Cohen, his cast and crew obviously unencumbered with the baggage that plagued the equity production across the river, delivered a powerful and dark musical drama filled with pathos and tenderness that compelled all to remain seated till its fruition.
Though a work of fiction, Sunset Boulevard brings to mind several popular cases that exposed skeletons in Hollywood’s closet.
In this story, a struggling wannabe screenwriter is found dead in the Hollywood mansion of a reclusive icon… life imitating art, or perhaps the other way around.
Leading the cast as the conflicted Joe Gillis is Billy Piscopo, who seemed to be right out of central casting, giving a great performance.

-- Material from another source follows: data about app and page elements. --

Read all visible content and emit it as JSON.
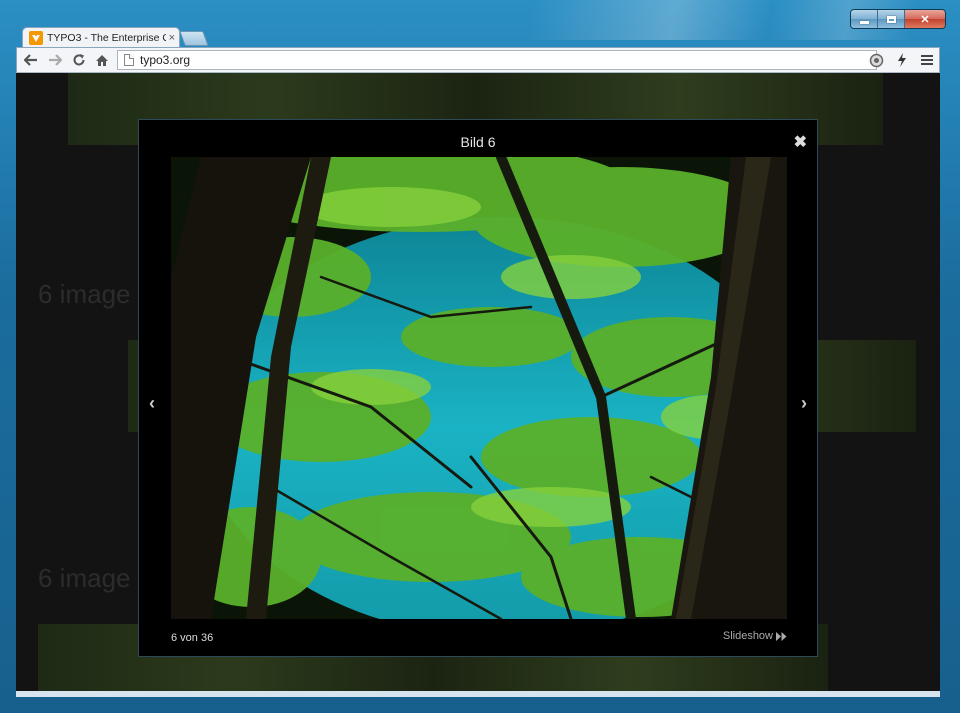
{
  "window": {
    "controls": [
      "minimize",
      "maximize",
      "close"
    ]
  },
  "tab": {
    "title": "TYPO3 - The Enterprise O",
    "close": "×",
    "favicon": "typo3-logo-icon"
  },
  "toolbar": {
    "url": "typo3.org",
    "icons": [
      "back-icon",
      "forward-icon",
      "reload-icon",
      "home-icon",
      "page-icon",
      "extension-icon",
      "lightning-icon",
      "menu-icon"
    ]
  },
  "page": {
    "headings": [
      "6 image",
      "6 image"
    ]
  },
  "lightbox": {
    "title": "Bild 6",
    "close": "✖",
    "prev": "‹",
    "next": "›",
    "counter": "6 von 36",
    "slideshow": "Slideshow"
  },
  "colors": {
    "water": "#1aa4b4",
    "foliage": "#5aa82a",
    "trunk": "#1a1a12",
    "backdrop": "#131313"
  }
}
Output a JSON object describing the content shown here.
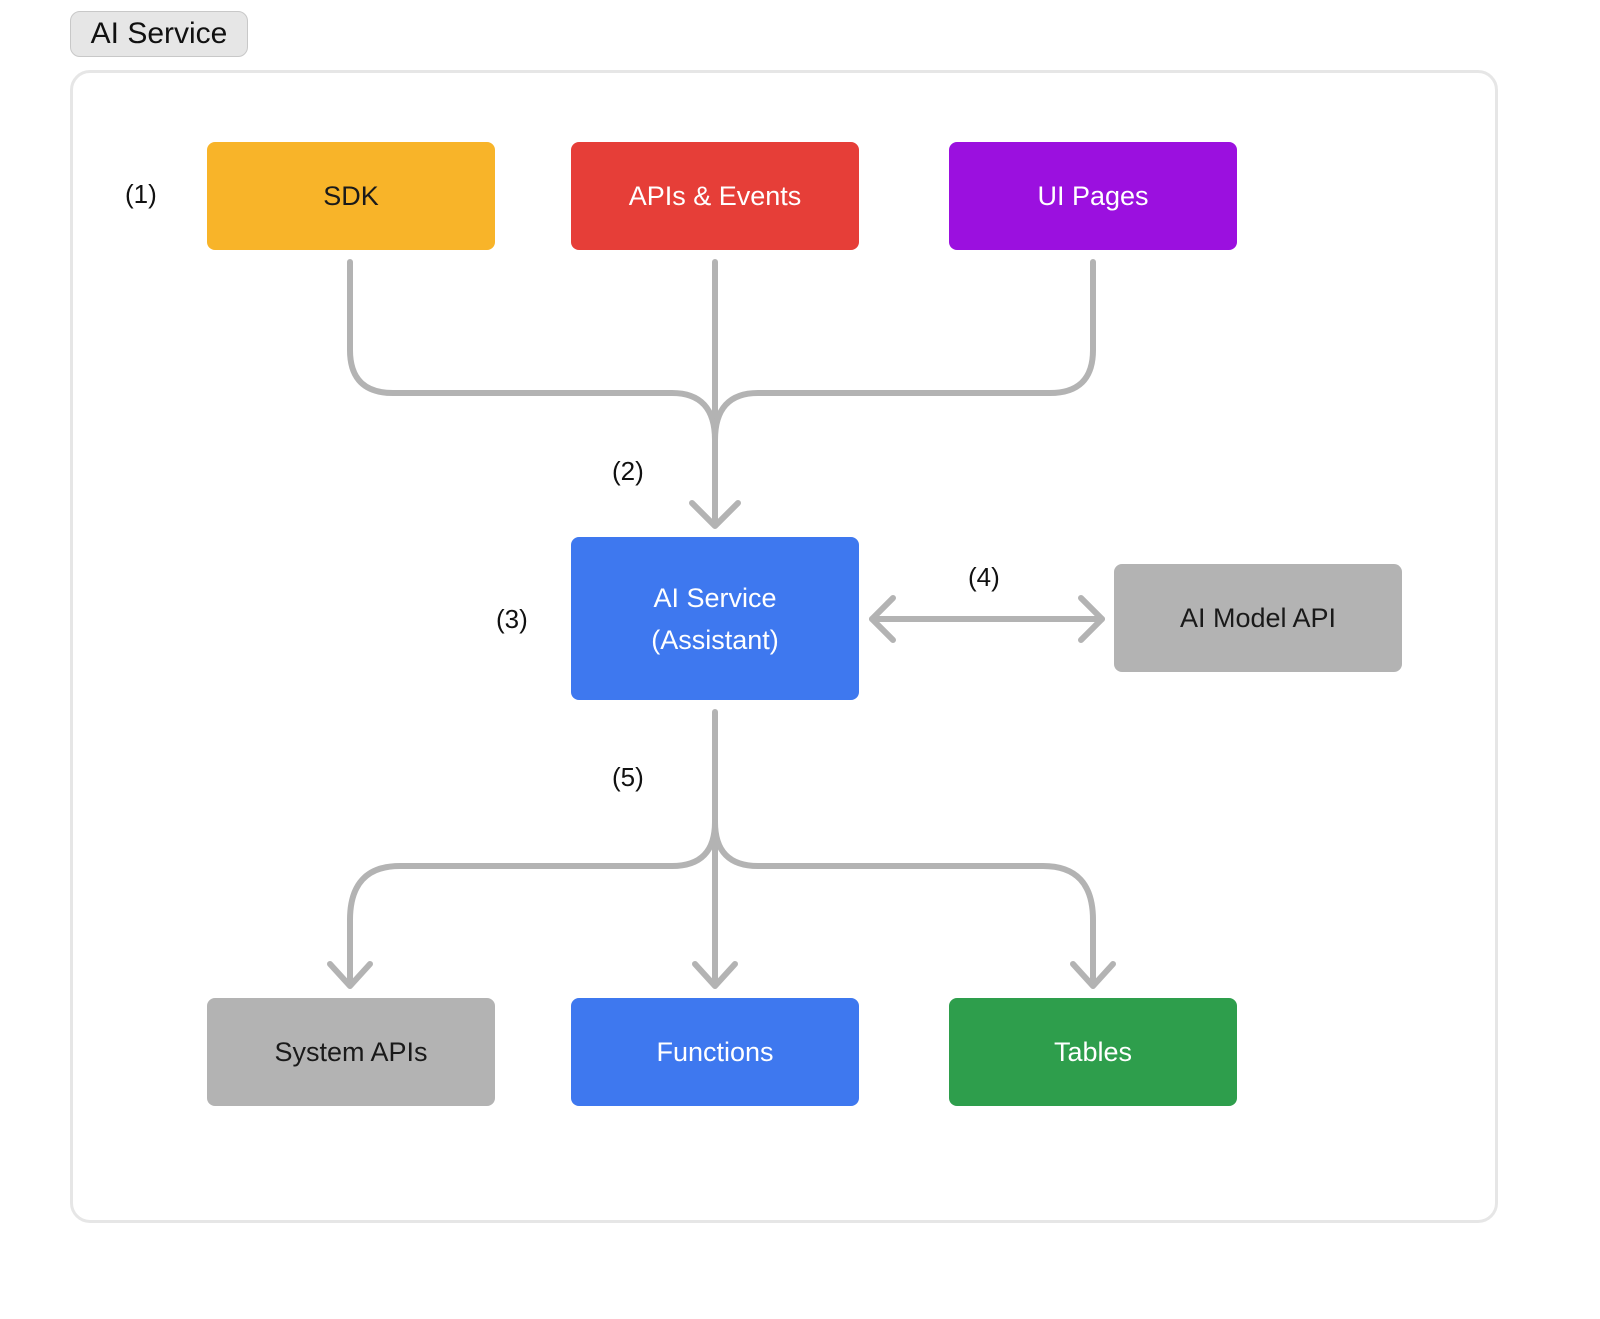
{
  "title": "AI Service",
  "colors": {
    "connector": "#b3b3b3",
    "frame_border": "#e6e6e6"
  },
  "nodes": {
    "sdk": {
      "label": "SDK",
      "bg": "#f8b429",
      "fg": "#1a1a1a"
    },
    "apis_events": {
      "label": "APIs & Events",
      "bg": "#e63e38",
      "fg": "#ffffff"
    },
    "ui_pages": {
      "label": "UI Pages",
      "bg": "#9b10df",
      "fg": "#ffffff"
    },
    "ai_service": {
      "label_line1": "AI Service",
      "label_line2": "(Assistant)",
      "bg": "#3e78ef",
      "fg": "#ffffff"
    },
    "ai_model_api": {
      "label": "AI Model API",
      "bg": "#b3b3b3",
      "fg": "#1a1a1a"
    },
    "system_apis": {
      "label": "System APIs",
      "bg": "#b3b3b3",
      "fg": "#1a1a1a"
    },
    "functions": {
      "label": "Functions",
      "bg": "#3e78ef",
      "fg": "#ffffff"
    },
    "tables": {
      "label": "Tables",
      "bg": "#2e9e4c",
      "fg": "#ffffff"
    }
  },
  "step_labels": {
    "s1": "(1)",
    "s2": "(2)",
    "s3": "(3)",
    "s4": "(4)",
    "s5": "(5)"
  }
}
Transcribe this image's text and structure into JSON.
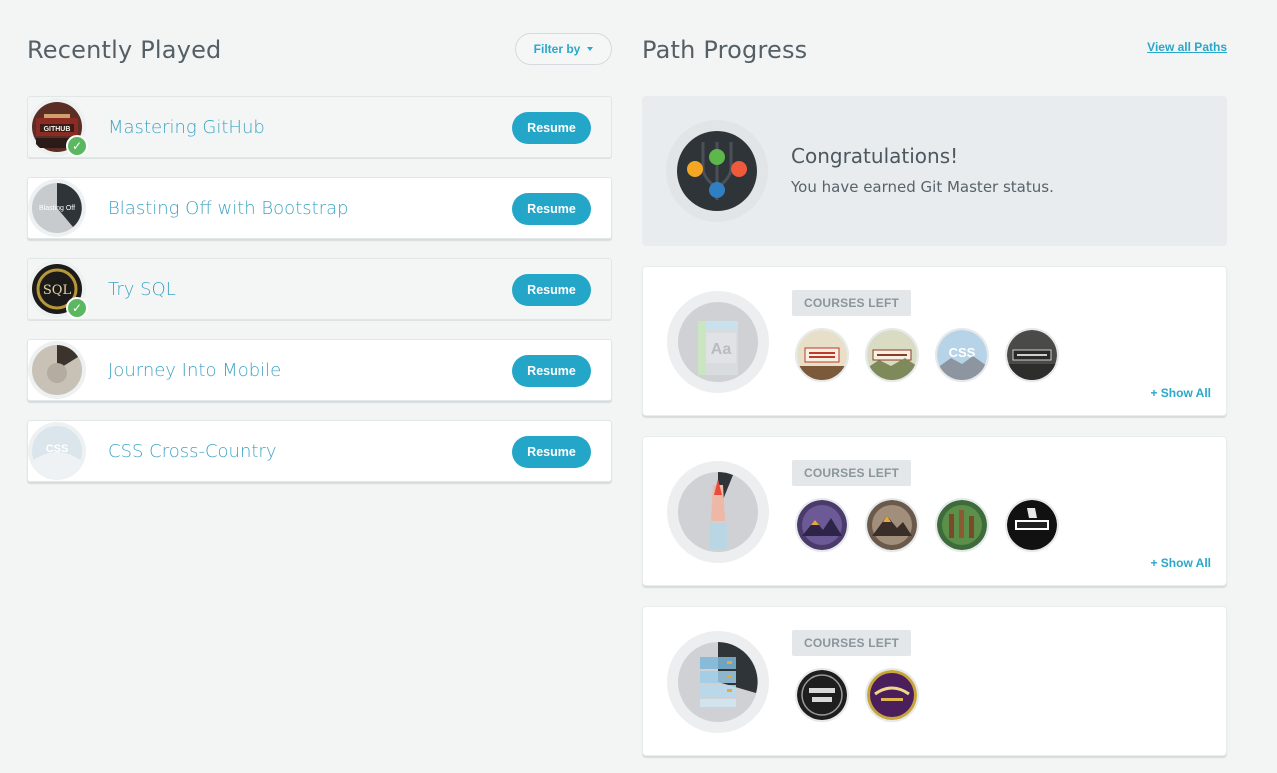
{
  "recently_played": {
    "title": "Recently Played",
    "filter_label": "Filter by",
    "resume_label": "Resume",
    "courses": [
      {
        "title": "Mastering GitHub",
        "completed": true,
        "badge_text": "GITHUB"
      },
      {
        "title": "Blasting Off with Bootstrap",
        "completed": false,
        "badge_text": "Blasting Off"
      },
      {
        "title": "Try SQL",
        "completed": true,
        "badge_text": "SQL"
      },
      {
        "title": "Journey Into Mobile",
        "completed": false
      },
      {
        "title": "CSS Cross-Country",
        "completed": false,
        "badge_text": "CSS"
      }
    ]
  },
  "path_progress": {
    "title": "Path Progress",
    "view_all_label": "View all Paths",
    "congrats": {
      "heading": "Congratulations!",
      "message": "You have earned Git Master status."
    },
    "courses_left_label": "COURSES LEFT",
    "show_all_label": "+ Show All",
    "paths": [
      {
        "name": "html-css-path",
        "badges": [
          "front-end-foundations-badge",
          "front-end-formations-badge",
          "css-cross-country-badge",
          "adventures-badge"
        ],
        "show_all": true
      },
      {
        "name": "javascript-path",
        "badges": [
          "javascript-road-trip-1-badge",
          "javascript-road-trip-2-badge",
          "javascript-road-trip-3-badge",
          "javascript-best-practices-badge"
        ],
        "show_all": true
      },
      {
        "name": "database-path",
        "badges": [
          "the-sequel-to-sql-badge",
          "the-magical-mysteries-badge"
        ],
        "show_all": false
      }
    ]
  },
  "colors": {
    "accent": "#24a6c9",
    "link": "#2aa7c9",
    "check": "#5cb860",
    "background": "#f3f5f4"
  }
}
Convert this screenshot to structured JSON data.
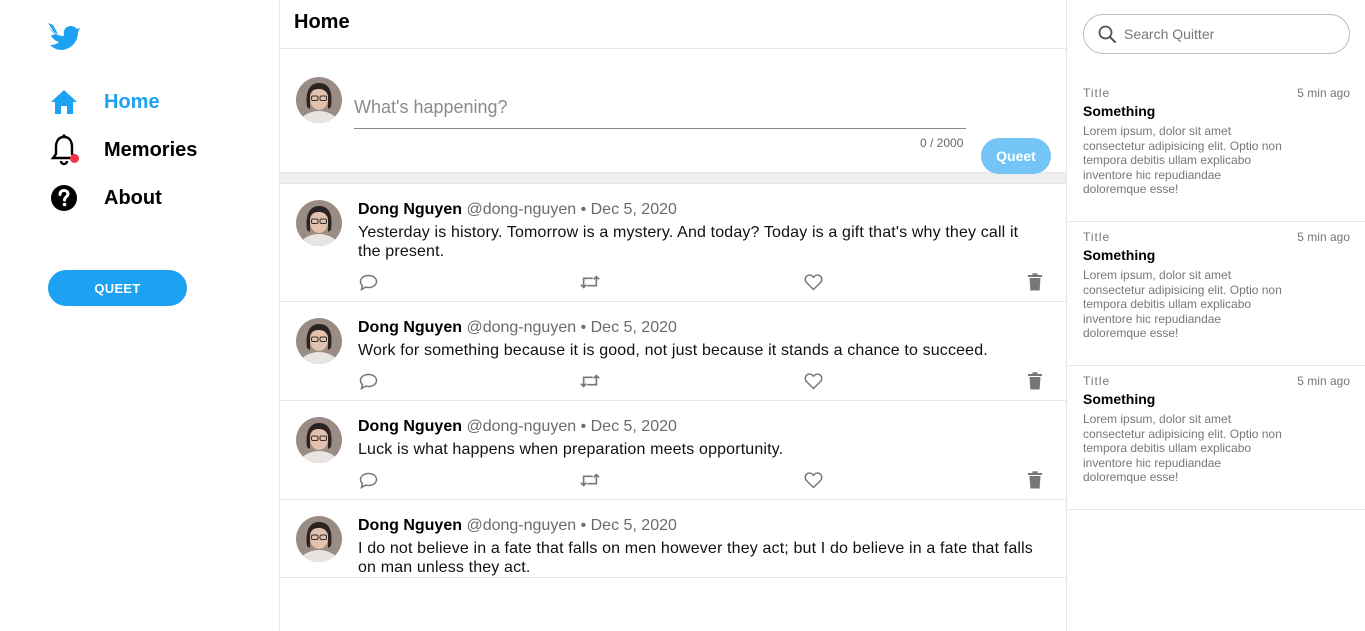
{
  "colors": {
    "accent": "#1da1f2",
    "accent_light": "#74c4f6",
    "notification": "#f2314a"
  },
  "sidebar": {
    "logo": "bird-logo-icon",
    "items": [
      {
        "label": "Home",
        "icon": "home-icon",
        "active": true
      },
      {
        "label": "Memories",
        "icon": "bell-icon",
        "active": false
      },
      {
        "label": "About",
        "icon": "help-circle-icon",
        "active": false
      }
    ],
    "queet_button": "QUEET"
  },
  "header": {
    "title": "Home"
  },
  "compose": {
    "placeholder": "What's happening?",
    "counter": "0 / 2000",
    "button": "Queet"
  },
  "posts": [
    {
      "name": "Dong Nguyen",
      "handle": "@dong-nguyen",
      "date": "• Dec 5, 2020",
      "text": "Yesterday is history. Tomorrow is a mystery. And today? Today is a gift that's why they call it the present."
    },
    {
      "name": "Dong Nguyen",
      "handle": "@dong-nguyen",
      "date": "• Dec 5, 2020",
      "text": "Work for something because it is good, not just because it stands a chance to succeed."
    },
    {
      "name": "Dong Nguyen",
      "handle": "@dong-nguyen",
      "date": "• Dec 5, 2020",
      "text": "Luck is what happens when preparation meets opportunity."
    },
    {
      "name": "Dong Nguyen",
      "handle": "@dong-nguyen",
      "date": "• Dec 5, 2020",
      "text": "I do not believe in a fate that falls on men however they act; but I do believe in a fate that falls on man unless they act."
    }
  ],
  "search": {
    "placeholder": "Search Quitter"
  },
  "news": [
    {
      "title": "Title",
      "time": "5 min ago",
      "headline": "Something",
      "body": "Lorem ipsum, dolor sit amet consectetur adipisicing elit. Optio non tempora debitis ullam explicabo inventore hic repudiandae doloremque esse!"
    },
    {
      "title": "Title",
      "time": "5 min ago",
      "headline": "Something",
      "body": "Lorem ipsum, dolor sit amet consectetur adipisicing elit. Optio non tempora debitis ullam explicabo inventore hic repudiandae doloremque esse!"
    },
    {
      "title": "Title",
      "time": "5 min ago",
      "headline": "Something",
      "body": "Lorem ipsum, dolor sit amet consectetur adipisicing elit. Optio non tempora debitis ullam explicabo inventore hic repudiandae doloremque esse!"
    }
  ]
}
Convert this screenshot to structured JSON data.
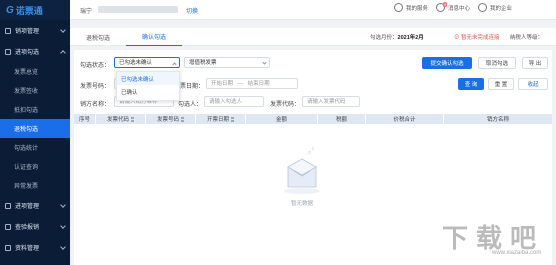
{
  "app": {
    "logo_mark": "G",
    "logo_text": "诺票通"
  },
  "sidebar": {
    "groups": [
      {
        "label": "销项管理"
      },
      {
        "label": "进项勾选"
      },
      {
        "label": "进项管理"
      },
      {
        "label": "查验报销"
      },
      {
        "label": "资料管理"
      }
    ],
    "items": [
      {
        "label": "发票总览"
      },
      {
        "label": "发票签收"
      },
      {
        "label": "抵扣勾选"
      },
      {
        "label": "退税勾选"
      },
      {
        "label": "勾选统计"
      },
      {
        "label": "认证查询"
      },
      {
        "label": "异常发票"
      }
    ]
  },
  "header": {
    "company_prefix": "瑞宁",
    "switch_label": "切换",
    "my_service": "我的服务",
    "messages": "消息中心",
    "messages_badge": "9",
    "my_company": "我的企业"
  },
  "tabs": {
    "items": [
      {
        "label": "退税勾选"
      },
      {
        "label": "确认勾选"
      }
    ],
    "period_label": "勾选月份：",
    "period_value": "2021年2月",
    "status_note": "⊘ 暂无未完成连接",
    "taxpayer_label": "纳税人等级："
  },
  "filters": {
    "status_label": "勾选状态：",
    "status_value": "已勾选未确认",
    "type_value": "增值税发票",
    "invoice_code_label": "发票号码：",
    "invoice_code_placeholder": "",
    "date_label": "开票日期：",
    "date_start_placeholder": "开始日期",
    "date_sep": "—",
    "date_end_placeholder": "结束日期",
    "seller_label": "销方名称：",
    "seller_placeholder": "请输入销方名称",
    "checker_label": "勾选人：",
    "checker_placeholder": "请输入勾选人",
    "invoice_code2_label": "发票代码：",
    "invoice_code2_placeholder": "请输入发票代码",
    "dropdown_options": [
      "已勾选未确认",
      "已确认"
    ]
  },
  "actions": {
    "submit": "提交确认勾选",
    "cancel": "取消勾选",
    "export": "导 出",
    "search": "查 询",
    "reset": "重 置",
    "collapse": "收起"
  },
  "table": {
    "columns": [
      "序号",
      "发票代码",
      "发票号码",
      "开票日期",
      "金额",
      "税额",
      "价税合计",
      "销方名称"
    ],
    "empty_text": "暂无数据"
  },
  "watermark": {
    "chars": [
      "下",
      "载",
      "吧"
    ],
    "url": "www.xiazaiba.com"
  }
}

His equal was the talented Julie Waldman Stiel, who didn’t play Gloria Swanson, she played Norma Desmond. Bravo to you Ms. Stiel for not taking the easy path and taking ownership of the part.
Scott Daniels was on his game as the enabling and obsessed Max von Maryling. Emma McGahan was both charming and pitiful as Betty Schaefer Joe’s moral compass who realizes she can’t redeem him.
Abe Vorensky as Sheldrake, Kirk Geritano as Artie, Jeffrey O’Neill as Manfred and Bob Nutter as CB DeMille all delivered outstanding peformances and all involved in this production made this an absorbing night of musical drama.
On a practical note, the seats are only seven dollars. That’s less than a movie.
Up next in Roosevelt Park will be performances of Shrek and that’s followed by Bye Bye Birdie.